[[ Exercise input, beginning ]]
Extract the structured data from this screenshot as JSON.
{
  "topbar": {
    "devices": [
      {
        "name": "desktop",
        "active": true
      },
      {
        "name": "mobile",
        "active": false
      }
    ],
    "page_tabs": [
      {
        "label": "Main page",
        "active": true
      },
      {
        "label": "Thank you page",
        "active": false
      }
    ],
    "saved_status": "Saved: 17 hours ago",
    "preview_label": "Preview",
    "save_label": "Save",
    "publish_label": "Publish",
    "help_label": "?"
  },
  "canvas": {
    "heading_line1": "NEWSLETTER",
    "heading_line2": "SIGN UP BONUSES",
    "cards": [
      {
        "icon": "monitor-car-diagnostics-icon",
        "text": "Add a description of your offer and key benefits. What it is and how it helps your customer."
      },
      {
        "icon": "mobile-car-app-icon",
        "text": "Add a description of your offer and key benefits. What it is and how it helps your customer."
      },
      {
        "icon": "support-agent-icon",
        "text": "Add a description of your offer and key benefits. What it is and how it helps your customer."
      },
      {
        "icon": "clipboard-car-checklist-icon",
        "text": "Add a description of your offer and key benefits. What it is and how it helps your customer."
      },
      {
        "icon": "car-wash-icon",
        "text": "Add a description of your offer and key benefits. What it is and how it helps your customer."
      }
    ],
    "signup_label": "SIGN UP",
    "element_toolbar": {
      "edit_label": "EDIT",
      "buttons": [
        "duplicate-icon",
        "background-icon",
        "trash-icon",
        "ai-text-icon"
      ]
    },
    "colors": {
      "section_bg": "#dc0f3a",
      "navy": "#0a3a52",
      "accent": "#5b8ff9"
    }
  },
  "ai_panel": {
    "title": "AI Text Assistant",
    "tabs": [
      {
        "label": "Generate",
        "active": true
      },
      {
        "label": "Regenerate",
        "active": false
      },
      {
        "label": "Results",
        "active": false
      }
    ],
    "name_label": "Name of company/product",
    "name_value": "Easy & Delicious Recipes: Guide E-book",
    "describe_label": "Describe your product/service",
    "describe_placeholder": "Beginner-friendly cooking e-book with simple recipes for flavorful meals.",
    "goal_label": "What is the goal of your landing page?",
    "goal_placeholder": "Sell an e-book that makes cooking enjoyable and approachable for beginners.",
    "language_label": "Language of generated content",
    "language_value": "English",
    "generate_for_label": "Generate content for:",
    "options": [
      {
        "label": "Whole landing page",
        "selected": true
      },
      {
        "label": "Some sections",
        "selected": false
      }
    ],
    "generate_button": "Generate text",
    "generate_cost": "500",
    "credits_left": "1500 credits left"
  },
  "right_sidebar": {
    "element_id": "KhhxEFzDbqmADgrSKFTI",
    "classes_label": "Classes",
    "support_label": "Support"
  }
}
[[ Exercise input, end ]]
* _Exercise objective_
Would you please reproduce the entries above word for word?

* _Answer box_
Extract the structured data from this screenshot as JSON.
{
  "topbar": {
    "devices": [
      {
        "name": "desktop",
        "active": true
      },
      {
        "name": "mobile",
        "active": false
      }
    ],
    "page_tabs": [
      {
        "label": "Main page",
        "active": true
      },
      {
        "label": "Thank you page",
        "active": false
      }
    ],
    "saved_status": "Saved: 17 hours ago",
    "preview_label": "Preview",
    "save_label": "Save",
    "publish_label": "Publish",
    "help_label": "?"
  },
  "canvas": {
    "heading_line1": "NEWSLETTER",
    "heading_line2": "SIGN UP BONUSES",
    "cards": [
      {
        "icon": "monitor-car-diagnostics-icon",
        "text": "Add a description of your offer and key benefits. What it is and how it helps your customer."
      },
      {
        "icon": "mobile-car-app-icon",
        "text": "Add a description of your offer and key benefits. What it is and how it helps your customer."
      },
      {
        "icon": "support-agent-icon",
        "text": "Add a description of your offer and key benefits. What it is and how it helps your customer."
      },
      {
        "icon": "clipboard-car-checklist-icon",
        "text": "Add a description of your offer and key benefits. What it is and how it helps your customer."
      },
      {
        "icon": "car-wash-icon",
        "text": "Add a description of your offer and key benefits. What it is and how it helps your customer."
      }
    ],
    "signup_label": "SIGN UP",
    "element_toolbar": {
      "edit_label": "EDIT",
      "buttons": [
        "duplicate-icon",
        "background-icon",
        "trash-icon",
        "ai-text-icon"
      ]
    },
    "colors": {
      "section_bg": "#dc0f3a",
      "navy": "#0a3a52",
      "accent": "#5b8ff9"
    }
  },
  "ai_panel": {
    "title": "AI Text Assistant",
    "tabs": [
      {
        "label": "Generate",
        "active": true
      },
      {
        "label": "Regenerate",
        "active": false
      },
      {
        "label": "Results",
        "active": false
      }
    ],
    "name_label": "Name of company/product",
    "name_value": "Easy & Delicious Recipes: Guide E-book",
    "describe_label": "Describe your product/service",
    "describe_placeholder": "Beginner-friendly cooking e-book with simple recipes for flavorful meals.",
    "goal_label": "What is the goal of your landing page?",
    "goal_placeholder": "Sell an e-book that makes cooking enjoyable and approachable for beginners.",
    "language_label": "Language of generated content",
    "language_value": "English",
    "generate_for_label": "Generate content for:",
    "options": [
      {
        "label": "Whole landing page",
        "selected": true
      },
      {
        "label": "Some sections",
        "selected": false
      }
    ],
    "generate_button": "Generate text",
    "generate_cost": "500",
    "credits_left": "1500 credits left"
  },
  "right_sidebar": {
    "element_id": "KhhxEFzDbqmADgrSKFTI",
    "classes_label": "Classes",
    "support_label": "Support"
  }
}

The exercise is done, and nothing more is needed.